MediaWorks Radio general manager Jana Rangooni today dismissed the allegation.
"Some suggestion has been made that the agreement between Radio Live's owners and the Government regarding the staged payment for radio spectrum licensing played a part in our invitation to John Key to host The PM's Hour.
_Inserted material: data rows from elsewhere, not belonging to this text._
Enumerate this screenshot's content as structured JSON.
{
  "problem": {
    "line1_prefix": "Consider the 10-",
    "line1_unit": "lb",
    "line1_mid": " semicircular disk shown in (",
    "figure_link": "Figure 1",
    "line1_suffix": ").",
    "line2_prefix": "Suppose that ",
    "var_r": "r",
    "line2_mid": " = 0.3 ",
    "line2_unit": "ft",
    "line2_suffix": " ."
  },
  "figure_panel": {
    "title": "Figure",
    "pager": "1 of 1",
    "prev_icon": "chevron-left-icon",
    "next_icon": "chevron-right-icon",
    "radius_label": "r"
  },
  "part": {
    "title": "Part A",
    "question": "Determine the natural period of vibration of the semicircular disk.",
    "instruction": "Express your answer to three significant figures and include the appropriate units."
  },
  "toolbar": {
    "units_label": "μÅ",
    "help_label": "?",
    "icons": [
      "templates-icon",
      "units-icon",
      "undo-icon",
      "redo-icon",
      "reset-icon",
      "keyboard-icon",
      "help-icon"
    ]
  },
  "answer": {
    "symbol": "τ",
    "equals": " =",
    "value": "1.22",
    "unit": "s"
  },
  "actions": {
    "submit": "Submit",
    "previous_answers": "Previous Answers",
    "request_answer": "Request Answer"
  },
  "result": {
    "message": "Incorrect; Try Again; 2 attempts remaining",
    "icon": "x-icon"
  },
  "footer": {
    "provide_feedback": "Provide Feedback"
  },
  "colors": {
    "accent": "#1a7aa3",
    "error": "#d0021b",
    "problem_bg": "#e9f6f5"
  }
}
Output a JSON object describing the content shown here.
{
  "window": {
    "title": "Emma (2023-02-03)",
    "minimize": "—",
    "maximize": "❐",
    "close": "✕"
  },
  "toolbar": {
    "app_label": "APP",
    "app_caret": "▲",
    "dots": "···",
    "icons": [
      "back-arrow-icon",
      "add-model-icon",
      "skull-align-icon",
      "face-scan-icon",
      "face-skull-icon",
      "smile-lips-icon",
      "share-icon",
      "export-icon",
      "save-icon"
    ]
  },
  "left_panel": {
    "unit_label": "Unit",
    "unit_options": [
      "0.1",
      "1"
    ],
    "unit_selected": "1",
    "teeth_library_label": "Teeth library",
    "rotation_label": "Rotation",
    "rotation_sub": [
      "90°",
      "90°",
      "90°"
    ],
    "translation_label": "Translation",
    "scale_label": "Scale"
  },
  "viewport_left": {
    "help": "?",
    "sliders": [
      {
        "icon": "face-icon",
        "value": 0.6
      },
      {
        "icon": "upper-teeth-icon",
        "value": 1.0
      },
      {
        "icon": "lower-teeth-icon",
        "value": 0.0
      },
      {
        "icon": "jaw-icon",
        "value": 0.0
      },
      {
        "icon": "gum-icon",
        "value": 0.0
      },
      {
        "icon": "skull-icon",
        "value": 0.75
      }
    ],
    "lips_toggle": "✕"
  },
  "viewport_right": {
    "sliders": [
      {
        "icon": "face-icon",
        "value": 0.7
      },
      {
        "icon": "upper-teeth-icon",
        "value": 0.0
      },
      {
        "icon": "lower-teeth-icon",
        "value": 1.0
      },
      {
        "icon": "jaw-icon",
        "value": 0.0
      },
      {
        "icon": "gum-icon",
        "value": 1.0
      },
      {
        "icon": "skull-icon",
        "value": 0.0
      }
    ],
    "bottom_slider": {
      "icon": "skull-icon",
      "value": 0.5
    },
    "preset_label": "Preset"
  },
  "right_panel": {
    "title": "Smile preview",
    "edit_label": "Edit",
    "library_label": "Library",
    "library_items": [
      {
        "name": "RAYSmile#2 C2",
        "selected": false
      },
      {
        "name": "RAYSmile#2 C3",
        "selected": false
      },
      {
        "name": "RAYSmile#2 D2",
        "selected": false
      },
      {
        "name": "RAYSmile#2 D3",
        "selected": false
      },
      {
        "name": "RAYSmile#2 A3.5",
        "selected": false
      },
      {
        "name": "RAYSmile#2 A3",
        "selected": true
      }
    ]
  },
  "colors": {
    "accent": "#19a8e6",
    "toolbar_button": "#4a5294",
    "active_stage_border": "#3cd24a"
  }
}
This is not true.'' she said.
Ms Rangooni said the station had taken advice to ensure that programme was neither election programming nor election advertising, and that it had retained editorial control of the programme.
"We fully understand our responsibilities as a broadcaster and the rules around election advertising and programmes - our advice is that The PM's Hour is neither, but we understand that a complaint has been made about the programme so we will not comment further on this aspect.''
Ms Rangooni said Mr Goff was regular guest on the station.
"Firstly, while The Prime Minister's Hour show was not available to Phil Goff this year (for obvious reasons) we have been talking to his office about getting him into Radio Live again,'' she said in a statement.
"As of last week, we were standing by for his office to let us know which dates suit his schedule.''
Meanwhile, questions have also been raised about how Mr Key divides his time between different radio stations.
While Mr Key does regular spots on commercial stations Newstalk ZB and Radio Sport, public broadcaster Radio New Zealand said it had had difficulty getting the Prime Minister to appear.
The station said it made regular bids to interview Mr Key on its Morning Report and Checkpoint programmes but most were declined.
Of the 184 Morning Report programmes this year, Mr Key had agreed to be interviewed in 10.
Mr Key had been interviewed on Checkpoint five times this year, with his last interview on the show in June.